§ Exercise description
A complete answer lists every line of the entries below where the string "girl" appears.

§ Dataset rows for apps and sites
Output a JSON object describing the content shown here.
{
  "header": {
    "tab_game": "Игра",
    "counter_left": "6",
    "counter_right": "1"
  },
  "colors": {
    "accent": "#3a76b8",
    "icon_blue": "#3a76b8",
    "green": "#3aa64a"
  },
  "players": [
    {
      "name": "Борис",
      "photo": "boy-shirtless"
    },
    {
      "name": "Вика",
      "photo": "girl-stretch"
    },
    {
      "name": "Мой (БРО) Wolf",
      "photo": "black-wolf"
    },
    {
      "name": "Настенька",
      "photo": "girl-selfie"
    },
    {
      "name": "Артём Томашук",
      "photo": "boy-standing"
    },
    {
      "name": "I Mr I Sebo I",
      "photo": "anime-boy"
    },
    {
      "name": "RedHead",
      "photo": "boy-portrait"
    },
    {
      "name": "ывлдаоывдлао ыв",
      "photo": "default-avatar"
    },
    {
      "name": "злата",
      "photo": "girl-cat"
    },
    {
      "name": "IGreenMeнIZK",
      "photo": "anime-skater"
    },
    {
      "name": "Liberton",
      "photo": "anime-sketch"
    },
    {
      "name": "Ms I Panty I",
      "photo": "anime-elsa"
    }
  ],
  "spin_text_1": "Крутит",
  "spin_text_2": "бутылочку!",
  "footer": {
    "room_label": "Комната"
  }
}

§ Finished exercise
      "photo": "girl-stretch"
      "photo": "girl-selfie"
      "photo": "girl-cat"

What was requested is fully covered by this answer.